In 1900 the Catholic Church stood staunchly against religious freedom and the secular state. By the 1960s, that position was reversed and Catholics began advocating for particularly Catholic forms of modernity. How did this happen? How did the world's largest religious organization become modern?
traces answers to these questions in his recent book, Catholic Modern: The Challenge of Totalitarianism and the Remaking of the Church
(Harvard University Press, 2018). It tells the story of how radical ideas emerged in the 1930s and exercised enormous influence after World War II in Catholicism and in European politics more broadly.
James Chappel is Assistant Professor of History at Duke University.

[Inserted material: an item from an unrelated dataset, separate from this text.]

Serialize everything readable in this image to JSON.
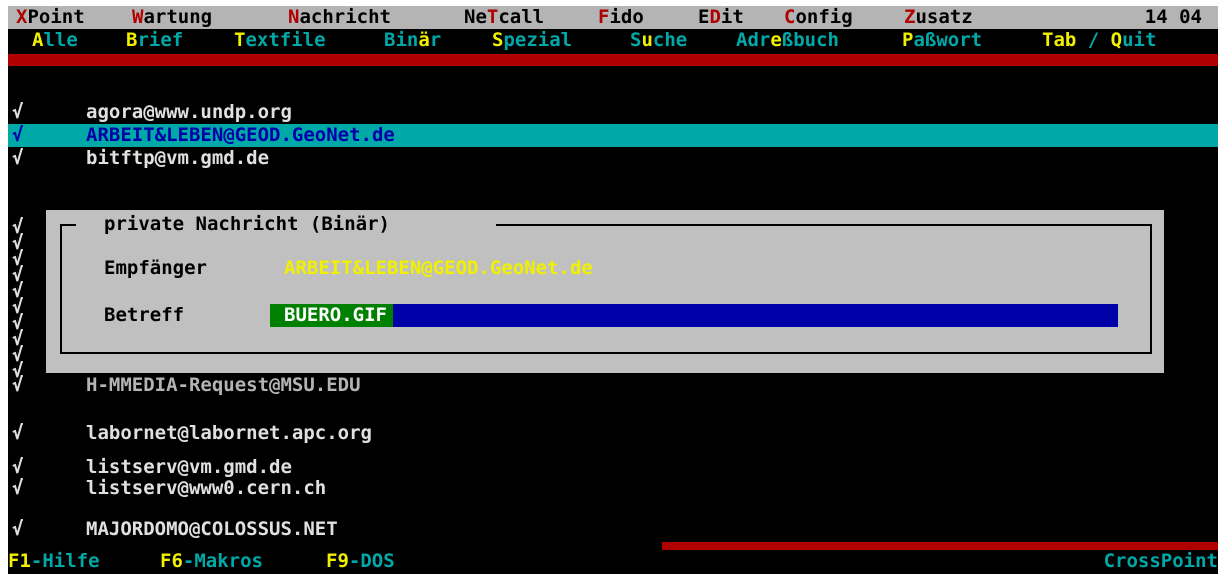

Hillary Kaell co-hosts NBIR and is Associate Professor of Religion at Concordia University in Montreal, Canada.